Dr. Miguel Gomez sued Memorial Hermann and others in 2012 seeking nearly $50 million for an antitrust conspiracy and other torts. After a multi-week jury trial, he prevailed only on claims for defamation and business disparagement, and the trial judge signed a judgment for $6.4 million. The First Court of Appeals affirmed in 2019. The Texas Supreme Court unanimously reversed and rendered a take-nothing judgment. See Memorial Hermann Health System v. Gomez, No. 19-0872; In the Supreme Court of Texas.

After a complicated trial, the issues on appeal included jury charge interpretation, causation, damages, and judgment formation. The Texas Supreme Court agreed with Memorial Hermann on the very first issue, concluding that the plain text of the jury charge must be given its commonsense meaning, and that courts “cannot ignore a charge’s plain, commonsense meaning merely because an unreasonable interpretation would better align with the judgment.” Under this standard, the Court held there was no evidence to support the jury’s verdict and reversed and rendered a take-nothing judgment.

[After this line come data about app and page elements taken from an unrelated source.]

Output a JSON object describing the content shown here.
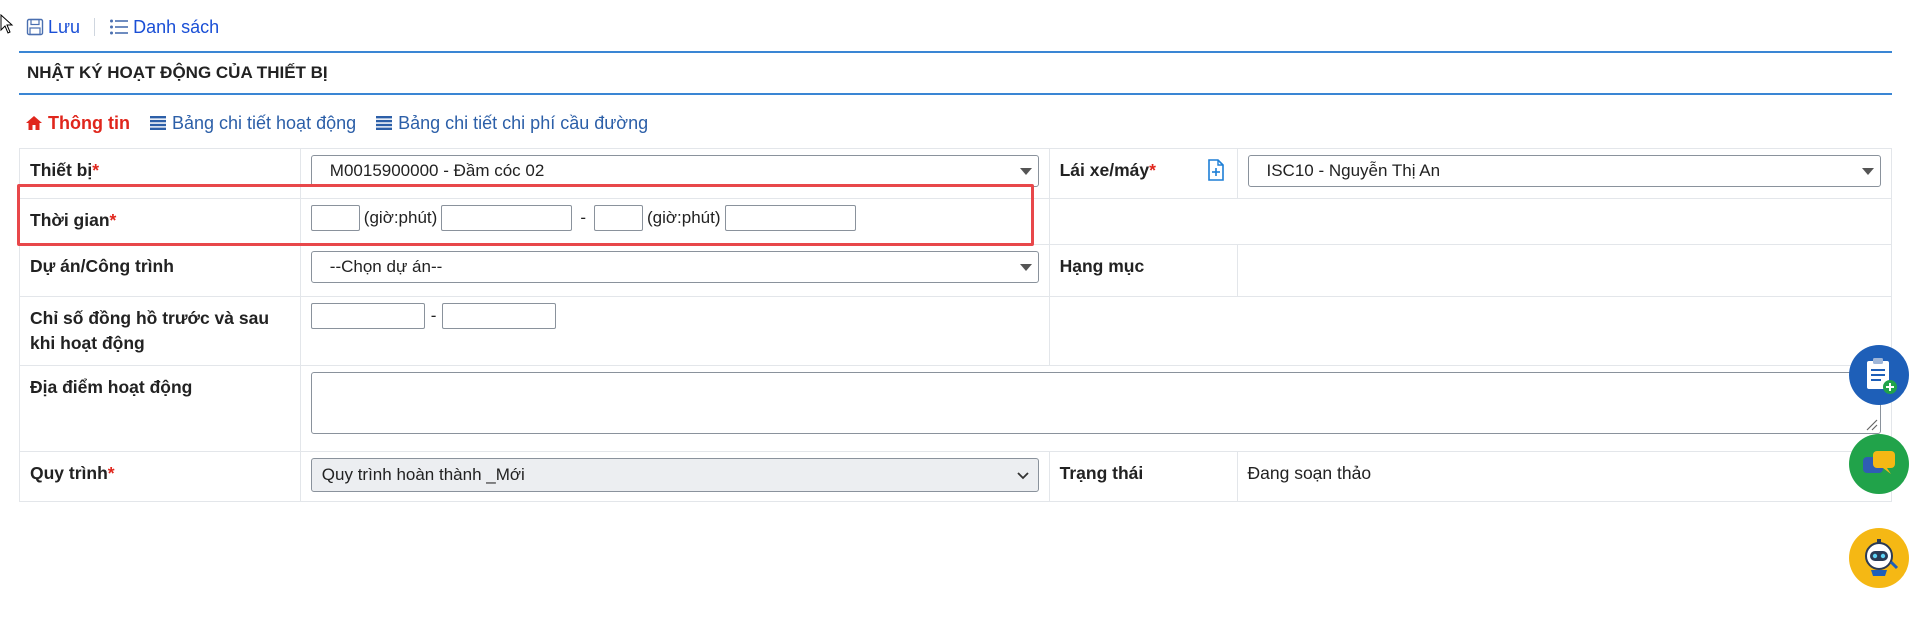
{
  "toolbar": {
    "save_label": "Lưu",
    "list_label": "Danh sách"
  },
  "page": {
    "title": "NHẬT KÝ HOẠT ĐỘNG CỦA THIẾT BỊ"
  },
  "tabs": [
    {
      "label": "Thông tin",
      "active": true
    },
    {
      "label": "Bảng chi tiết hoạt động",
      "active": false
    },
    {
      "label": "Bảng chi tiết chi phí cầu đường",
      "active": false
    }
  ],
  "form": {
    "device": {
      "label": "Thiết bị",
      "required_mark": "*",
      "value": "M0015900000 - Đầm cóc 02"
    },
    "driver": {
      "label": "Lái xe/máy",
      "required_mark": "*",
      "value": "ISC10 - Nguyễn Thị An"
    },
    "time": {
      "label": "Thời gian",
      "required_mark": "*",
      "unit_label": "(giờ:phút)",
      "separator": "-"
    },
    "project": {
      "label": "Dự án/Công trình",
      "value": "--Chọn dự án--"
    },
    "category": {
      "label": "Hạng mục"
    },
    "meter": {
      "label": "Chỉ số đồng hồ trước và sau khi hoạt động",
      "separator": "-"
    },
    "location": {
      "label": "Địa điểm hoạt động"
    },
    "workflow": {
      "label": "Quy trình",
      "required_mark": "*",
      "value": "Quy trình hoàn thành _Mới"
    },
    "status": {
      "label": "Trạng thái",
      "value": "Đang soạn thảo"
    }
  },
  "colors": {
    "accent": "#3a86d4",
    "required": "#e0261c",
    "link": "#1a4fd6",
    "highlight": "#e8474a"
  }
}
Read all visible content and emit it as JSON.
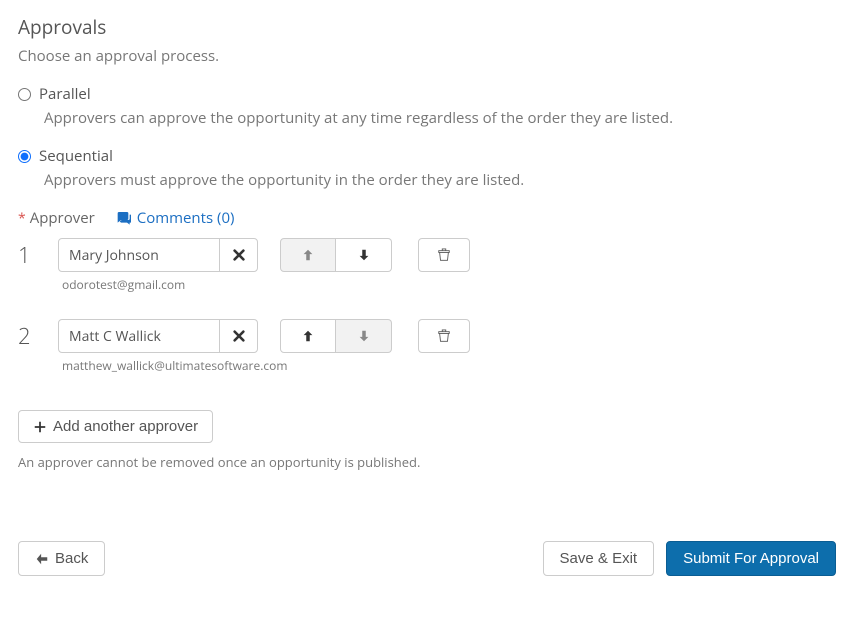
{
  "title": "Approvals",
  "subtitle": "Choose an approval process.",
  "options": {
    "parallel": {
      "label": "Parallel",
      "desc": "Approvers can approve the opportunity at any time regardless of the order they are listed."
    },
    "sequential": {
      "label": "Sequential",
      "desc": "Approvers must approve the opportunity in the order they are listed."
    },
    "selected": "sequential"
  },
  "fieldLabel": "Approver",
  "commentsLabel": "Comments (0)",
  "approvers": [
    {
      "order": "1",
      "name": "Mary Johnson",
      "email": "odorotest@gmail.com"
    },
    {
      "order": "2",
      "name": "Matt C Wallick",
      "email": "matthew_wallick@ultimatesoftware.com"
    }
  ],
  "addLabel": "Add another approver",
  "note": "An approver cannot be removed once an opportunity is published.",
  "footer": {
    "back": "Back",
    "save": "Save & Exit",
    "submit": "Submit For Approval"
  }
}
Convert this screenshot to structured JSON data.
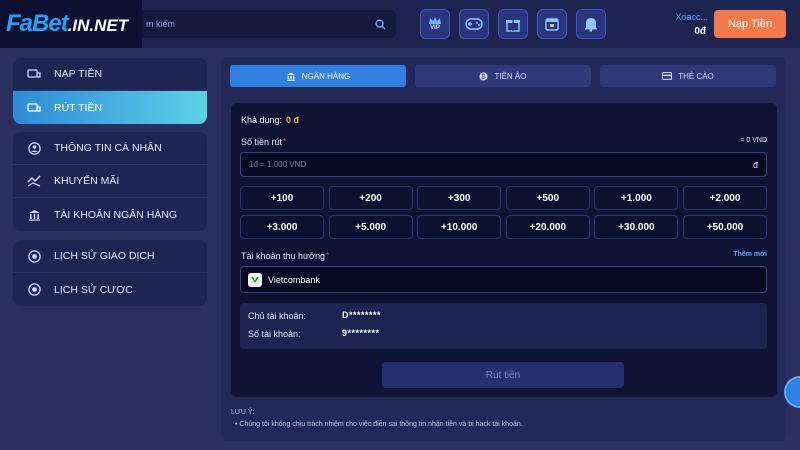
{
  "brand": {
    "logo_main": "FaBet",
    "logo_suffix": ".IN.NET"
  },
  "search": {
    "placeholder": "m kiếm",
    "icon": "search-icon"
  },
  "header_icons": [
    "vip-icon",
    "gamepad-icon",
    "gift-icon",
    "calendar-icon",
    "bell-icon"
  ],
  "header_vip_label": "VIP",
  "user": {
    "name": "Xoacc...",
    "balance": "0đ",
    "deposit_label": "Nạp Tiền"
  },
  "sidebar": {
    "group1": [
      {
        "label": "NẠP TIỀN",
        "icon": "deposit-icon",
        "active": false
      },
      {
        "label": "RÚT TIỀN",
        "icon": "withdraw-icon",
        "active": true
      }
    ],
    "group2": [
      {
        "label": "THÔNG TIN CÁ NHÂN",
        "icon": "user-icon"
      },
      {
        "label": "KHUYẾN MÃI",
        "icon": "promo-icon"
      },
      {
        "label": "TÀI KHOẢN NGÂN HÀNG",
        "icon": "bank-icon"
      }
    ],
    "group3": [
      {
        "label": "LỊCH SỬ GIAO DỊCH",
        "icon": "history-icon"
      },
      {
        "label": "LỊCH SỬ CƯỢC",
        "icon": "bet-history-icon"
      }
    ]
  },
  "tabs": [
    {
      "label": "NGÂN HÀNG",
      "icon": "bank-icon",
      "active": true
    },
    {
      "label": "TIỀN ẢO",
      "icon": "crypto-icon",
      "active": false
    },
    {
      "label": "THẺ CÀO",
      "icon": "card-icon",
      "active": false
    }
  ],
  "form": {
    "available_label": "Khả dụng:",
    "available_amount": "0 đ",
    "amount_label": "Số tiền rút",
    "amount_equiv": "= 0 VND",
    "amount_placeholder": "1đ = 1.000 VND",
    "currency": "đ",
    "quick_amounts": [
      "+100",
      "+200",
      "+300",
      "+500",
      "+1.000",
      "+2.000",
      "+3.000",
      "+5.000",
      "+10.000",
      "+20.000",
      "+30.000",
      "+50.000"
    ],
    "bank_label": "Tài khoản thụ hưởng",
    "add_new": "Thêm mới",
    "bank_name": "Vietcombank",
    "holder_label": "Chủ tài khoản:",
    "holder_value": "D********",
    "number_label": "Số tài khoản:",
    "number_value": "9********",
    "submit_label": "Rút tiền"
  },
  "note": {
    "title": "LƯU Ý:",
    "text": "Chúng tôi không chịu trách nhiệm cho việc điền sai thông tin nhận tiền và bị hack tài khoản."
  },
  "colors": {
    "accent": "#2f80e0",
    "deposit": "#f2794a",
    "balance": "#f2b544",
    "required": "#ff4d6a"
  }
}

The decision has garnered attention as a significant new holding about how to interpret jury charges.